It seems the last has not been heard about the messy war currently tearing apart the family of the late Rivers State-born billionaire, Olu Benson Lulu-Briggs, founder of Muni Pulo Foundation.

Society Watch gathered that Seinye Lulu-Briggs, widow of the late billionaire businessman, last week, filed a suit to stop the order of the Kaneshie District Magistrates’ Court in Ghana for an inquest into the death of her husband, 11 months after.

Society Watch gathered that the suit followed an application filed by Dumo Lulu-Briggs, second eldest son of the deceased, for an inquest into his father’s death, following the delay of an autopsy report earlier ordered by the court.

The magistrate, E. K Barnes–Botchway, reportedly held that she had cause to believe that the deceased did not die naturally.
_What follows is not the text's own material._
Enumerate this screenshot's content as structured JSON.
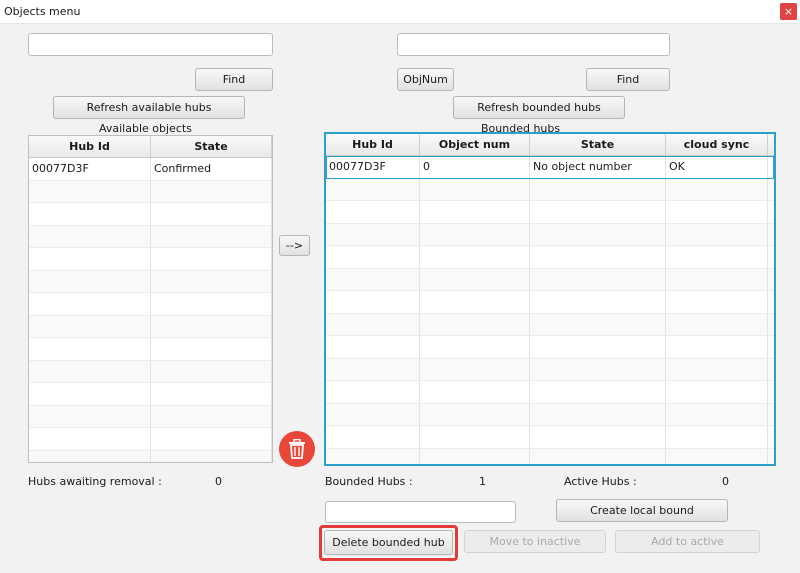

But in her suit before the Ghana High Court, Seinye argued that the magistrate lacked the jurisdiction to order the inquest, saying her late husband’s death happened outside the Accra metropolitan district where the court sits.

According to her, that the magistrate does not believe that her husband died of natural causes exposes her bias in the case.
She said: “All papers pertaining to my husband’s death show that he died of cardiac arrest due to his Parkinson’s disease.

“I believe the Magistrate is unfair and acted illegally, irrationally, and procedurally improperly to have ordered the inquest.”

In the suit, Seinye further claimed that the Magistrate relied on prejudicial ex-parte evidence from Dumo.
Her petition stated: “That the jurisprudence of the Supreme Court stipulates that the coroner does not have the jurisdiction to order an inquest when the cause of death is known.

“That since the coroner did not have reasonable cause to suspect that her late husband did not die of natural causes, she lacked jurisdiction to order an inquest into his death.

“That she was advised by counsel and she believes the same to be true that because an inquest is a quasi-judicial proceeding, the mind of a coroner prior to the inquest and throughout the inquest proceedings must be independent and not unduly prejudiced.

“That I am advised by counsel and I believe same to be true that the Coroner’s Act, 1960 (Act 18) stipulates that the coroner can only conduct an evidentiary hearing after a decision to conduct an inquest and not before the decision to conduct an inquest.

“That I am advised by counsel and I believe same to be true that in so far as the police had commenced the request for an autopsy, it was improper for the coroner to admit evidence from the interested party in the absence of all interested parties.

“That I am advised by counsel and I believe the same to be true that, when an autopsy has been conducted, the proper and fair procedure is for the coroner to rely on the contents of the autopsy report to determine whether to order an inquest.

“That it is clear that in spite of the clear evidence before the coroner which indicated the cause of my late husband’s death, the coroner relied on the prejudicial testimony and evidence of the interested party to order an inquest when it was completely unnecessary to do so.”

Meanwhile, a reliable source has revealed that there is a crack among the children, Dumo, Senibo and Sofri. The source disclosed things are beginning to fall apart among the sons of the late of the PDP chieftain.

The source further revealed that though the incumbent Governor of the state, Nyesom Wike and a former governor of the state, Peter Odili, have intervened in the family feud, the warring children have refused to sheathe their swords.